But by far the largest component of the rate hike relates to rebuilding the utility's aging electrical infrastructure. Roughly a third of the equipment on Toronto Hydro's network, much of it installed during the 1950s, 1960s and 1970s, needs to be replaced.
Spokesperson Blair Peberdy said the most immediate issue relates to underground cables buried under certain pockets of the city as new communities emerged during the 1970s. The cables were buried directly in the ground, rather than in protective ducts.
"Over the years they've corroded," said Peberdy, pointing out that outages are becoming more frequent and a Band-Aid approach to repairs is proving too costly and ineffective.
He said in areas such as northeast Scarborough, where work has already begun, new trenches need to be dug to lay ducts and cabling. "We basically have to rebuild the system out in these neighbourhoods."
Officials were quick to add that none of the funding is going toward building a third transmission corridor into the city and no decision has been made related to such a project.
Large businesses would also see rate hikes if the latest application is approved. Over three years mid-sized commercial customers would see rates rise by between 1.1 per cent and 1.6 per cent, while the largest energy users – those that need more than five megawatts of power – would see a 1.5 per cent hike.
Customers can offset the proposed rate increases by participating in conservation programs offered by the utility, said Sardana.
"Our sense is that this 4 per cent over three years should be manageable," he said. "In fact, we're very confident they'll be able to lower their consumption and their bills."
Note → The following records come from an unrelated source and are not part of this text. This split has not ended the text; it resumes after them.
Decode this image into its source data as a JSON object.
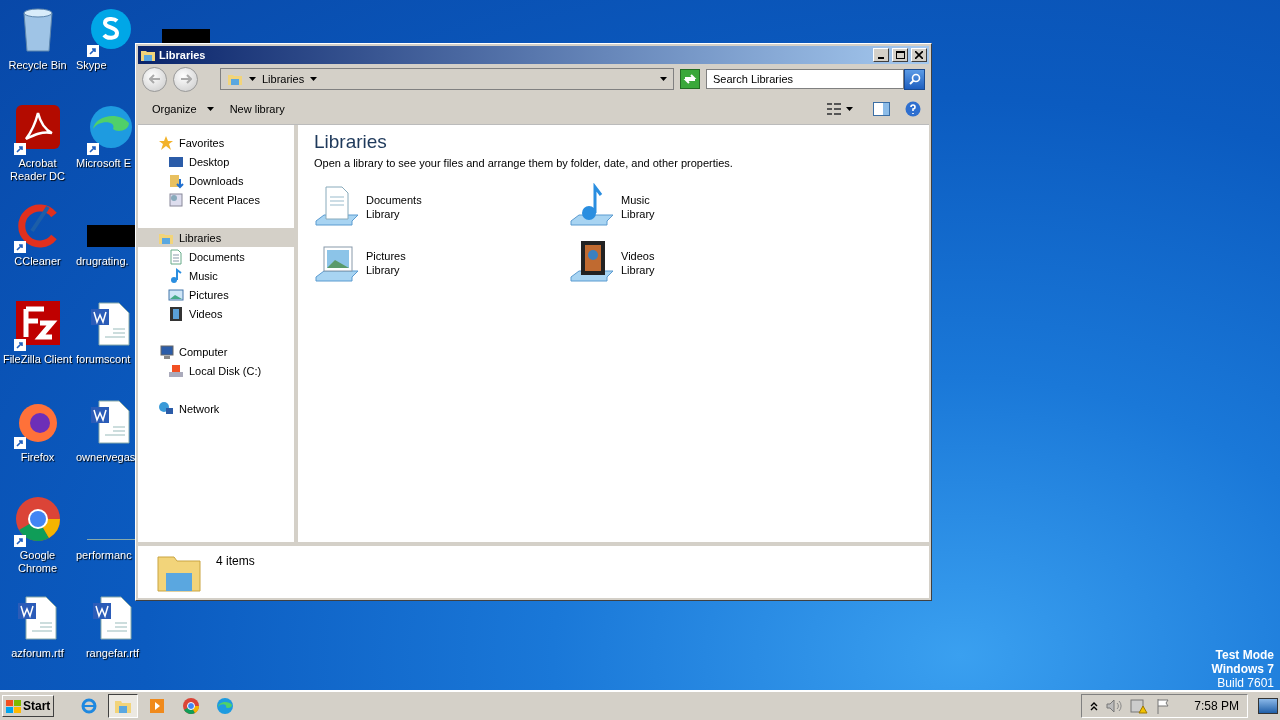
{
  "desktop": {
    "columns": [
      [
        {
          "label": "Recycle Bin",
          "kind": "recycle",
          "shortcut": false
        },
        {
          "label": "Acrobat Reader DC",
          "kind": "acrobat",
          "shortcut": true
        },
        {
          "label": "CCleaner",
          "kind": "ccleaner",
          "shortcut": true
        },
        {
          "label": "FileZilla Client",
          "kind": "filezilla",
          "shortcut": true
        },
        {
          "label": "Firefox",
          "kind": "firefox",
          "shortcut": true
        },
        {
          "label": "Google Chrome",
          "kind": "chrome",
          "shortcut": true
        },
        {
          "label": "azforum.rtf",
          "kind": "word",
          "shortcut": false
        }
      ],
      [
        {
          "label": "Skype",
          "kind": "skype",
          "shortcut": true
        },
        {
          "label": "Microsoft E",
          "kind": "edge",
          "shortcut": true
        },
        {
          "label": "drugrating.",
          "kind": "redacted",
          "shortcut": false
        },
        {
          "label": "forumscont",
          "kind": "word",
          "shortcut": false
        },
        {
          "label": "ownervegas",
          "kind": "word",
          "shortcut": false
        },
        {
          "label": "performanc",
          "kind": "blank",
          "shortcut": false
        },
        {
          "label": "rangefar.rtf",
          "kind": "word",
          "shortcut": false
        }
      ],
      [
        {
          "kind": "redacted",
          "shortcut": false
        }
      ]
    ],
    "system_text": [
      "Test Mode",
      "Windows 7",
      "Build 7601"
    ]
  },
  "window": {
    "title": "Libraries",
    "address": {
      "crumbs": [
        "Libraries"
      ]
    },
    "search": {
      "placeholder": "Search Libraries"
    },
    "toolbar": [
      {
        "label": "Organize",
        "dropdown": true
      },
      {
        "label": "New library",
        "dropdown": false
      }
    ],
    "nav": [
      {
        "label": "Favorites",
        "kind": "star",
        "selected": false,
        "children": [
          {
            "label": "Desktop",
            "kind": "desktop",
            "selected": false
          },
          {
            "label": "Downloads",
            "kind": "downloads",
            "selected": false
          },
          {
            "label": "Recent Places",
            "kind": "recent",
            "selected": false
          }
        ]
      },
      {
        "label": "Libraries",
        "kind": "libraries",
        "selected": true,
        "children": [
          {
            "label": "Documents",
            "kind": "documents",
            "selected": false
          },
          {
            "label": "Music",
            "kind": "music",
            "selected": false
          },
          {
            "label": "Pictures",
            "kind": "pictures",
            "selected": false
          },
          {
            "label": "Videos",
            "kind": "videos",
            "selected": false
          }
        ]
      },
      {
        "label": "Computer",
        "kind": "computer",
        "selected": false,
        "children": [
          {
            "label": "Local Disk (C:)",
            "kind": "disk",
            "selected": false
          }
        ]
      },
      {
        "label": "Network",
        "kind": "network",
        "selected": false
      }
    ],
    "content": {
      "heading": "Libraries",
      "description": "Open a library to see your files and arrange them by folder, date, and other properties.",
      "libraries": [
        {
          "name": "Documents",
          "subtitle": "Library",
          "kind": "documents"
        },
        {
          "name": "Music",
          "subtitle": "Library",
          "kind": "music"
        },
        {
          "name": "Pictures",
          "subtitle": "Library",
          "kind": "pictures"
        },
        {
          "name": "Videos",
          "subtitle": "Library",
          "kind": "videos"
        }
      ]
    },
    "status": "4 items"
  },
  "taskbar": {
    "start": "Start",
    "apps": [
      {
        "kind": "ie",
        "active": false
      },
      {
        "kind": "explorer",
        "active": true
      },
      {
        "kind": "media",
        "active": false
      },
      {
        "kind": "chrome",
        "active": false
      },
      {
        "kind": "edge",
        "active": false
      }
    ],
    "time": "7:58 PM"
  }
}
Mary Todorow, a research analyst with the and the Advocacy Centre for Tenants OntarioLow-Income Energy Network, acknowledged the need to upgrade infrastructure, but said higher rates will hurt low- and fixed-income consumers.